CDN: Vista has been a talking point for many partners across Canada. Are you at all disappointed that the channel has not embraced it right off the bat?
Carol Terentiak: With respect to the worldwide, the Canadian subsidiary has had more engagement than any other subsidiary. We are leading this worldwide, so I am not disappointed at all in Canada. For Canadian partners, Vista is a new opportunity for business and revenue. About 25 per cent of all Gold partners have taken our training and are ramping up for Vista. There are indications that partners are moving forward with this.
CDN: Have you read SoftChoice’s report on Vista readiness? Did that at all concern you and do you believe you have to do something in the channel to get things going?
C.T.: Yes, I have read the report and I do know that Vista product managers have replied to that. This is not my area of expertise and I rely on experts who have spent the time evaluating these things and what it means to us and to the partners. (See page 13 They Said It for the response as well as a future issue of CDN Now online newsletter.)

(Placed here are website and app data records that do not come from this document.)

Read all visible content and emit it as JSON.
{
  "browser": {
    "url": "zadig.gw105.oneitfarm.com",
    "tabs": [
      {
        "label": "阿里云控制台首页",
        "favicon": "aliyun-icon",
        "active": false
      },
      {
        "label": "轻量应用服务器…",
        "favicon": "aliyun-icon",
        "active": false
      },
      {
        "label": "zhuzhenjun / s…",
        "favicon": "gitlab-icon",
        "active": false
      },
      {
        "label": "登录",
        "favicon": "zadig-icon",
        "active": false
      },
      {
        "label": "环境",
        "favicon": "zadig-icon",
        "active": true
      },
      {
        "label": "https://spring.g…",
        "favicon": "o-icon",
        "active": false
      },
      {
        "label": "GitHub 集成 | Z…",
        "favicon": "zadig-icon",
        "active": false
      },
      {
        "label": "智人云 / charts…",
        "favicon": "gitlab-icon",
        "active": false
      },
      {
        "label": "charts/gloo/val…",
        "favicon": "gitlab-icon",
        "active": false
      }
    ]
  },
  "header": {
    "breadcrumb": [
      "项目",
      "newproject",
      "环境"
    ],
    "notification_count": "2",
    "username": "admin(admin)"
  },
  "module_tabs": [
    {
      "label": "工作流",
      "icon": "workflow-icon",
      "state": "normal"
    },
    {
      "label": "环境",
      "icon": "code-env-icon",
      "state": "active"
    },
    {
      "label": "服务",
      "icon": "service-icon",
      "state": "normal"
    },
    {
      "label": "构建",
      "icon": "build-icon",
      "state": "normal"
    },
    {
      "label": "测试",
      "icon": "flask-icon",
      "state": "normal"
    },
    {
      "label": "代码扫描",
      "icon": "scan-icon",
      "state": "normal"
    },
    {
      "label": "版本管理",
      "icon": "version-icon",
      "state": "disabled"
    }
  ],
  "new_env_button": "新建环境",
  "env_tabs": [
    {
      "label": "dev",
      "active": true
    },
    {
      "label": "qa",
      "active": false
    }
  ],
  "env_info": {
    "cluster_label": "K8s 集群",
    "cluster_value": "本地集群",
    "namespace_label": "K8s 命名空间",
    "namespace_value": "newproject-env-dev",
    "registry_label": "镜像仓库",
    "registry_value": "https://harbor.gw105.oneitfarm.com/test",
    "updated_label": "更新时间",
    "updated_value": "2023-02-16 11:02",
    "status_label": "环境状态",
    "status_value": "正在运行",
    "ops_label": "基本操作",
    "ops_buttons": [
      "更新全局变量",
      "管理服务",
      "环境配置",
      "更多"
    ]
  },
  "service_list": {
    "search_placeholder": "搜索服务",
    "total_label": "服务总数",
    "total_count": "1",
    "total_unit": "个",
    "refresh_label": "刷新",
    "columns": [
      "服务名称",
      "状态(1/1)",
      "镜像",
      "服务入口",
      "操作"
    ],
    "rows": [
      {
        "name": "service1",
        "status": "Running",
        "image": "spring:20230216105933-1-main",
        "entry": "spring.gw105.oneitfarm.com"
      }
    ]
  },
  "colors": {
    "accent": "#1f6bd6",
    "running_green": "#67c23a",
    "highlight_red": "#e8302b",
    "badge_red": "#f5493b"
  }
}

CDN: How are you furthering partner profitability in your role at Microsoft Canada?
C.T.: We’ve talked about competencies and this can show profitability to those who do not have competencies and we will go out and advertise that. You have to promote the competencies to the customers to show them that these partners have the skill set to deliver the solutions. We will be adding four more specializations in the program for Vista. There is the Early Start program that helps partners ramp up early and develop solutions before exams or even before the product is launched.
CDN: Does the whole software-as-a-service model and its momentum in the market make what you want to do or accomplish in the channel a challenge?
C.T.: It is changing the direction of IT, but IT is always changing somewhat and you have to move with the trends and look at SaaS and Web 2.0. If you don’t you will lose out on these opportunities for revenue and profit. Microsoft is looking at it and partners should be looking at the new possibilities with SaaS and hosting. To date we have 70 hosting partners for Exchange and SharePoint who have a SaaS offering. Microsoft in the last year has doubled its commitment to hosting partners and dedicated more resources here in Canada to help them build their business. It is certainly growing.
CDN: AMI Research just published a study on the channel transforming itself from a VAR model to the value added provider. Do you see this happening in Canada?
C.T.: I think any partner not looking at changing their model and looking at the new revenue is missing a new opportunity. We see this in ISVs. They are probably the first off the block with this new opportunity. Microsoft has responded with its On Ramp program and so we have a SaaS pack to determine what is the right program for us and our VARs. This obviously changes the value in some cases, but it is not across the board. With Microsoft you will get a chance to choose.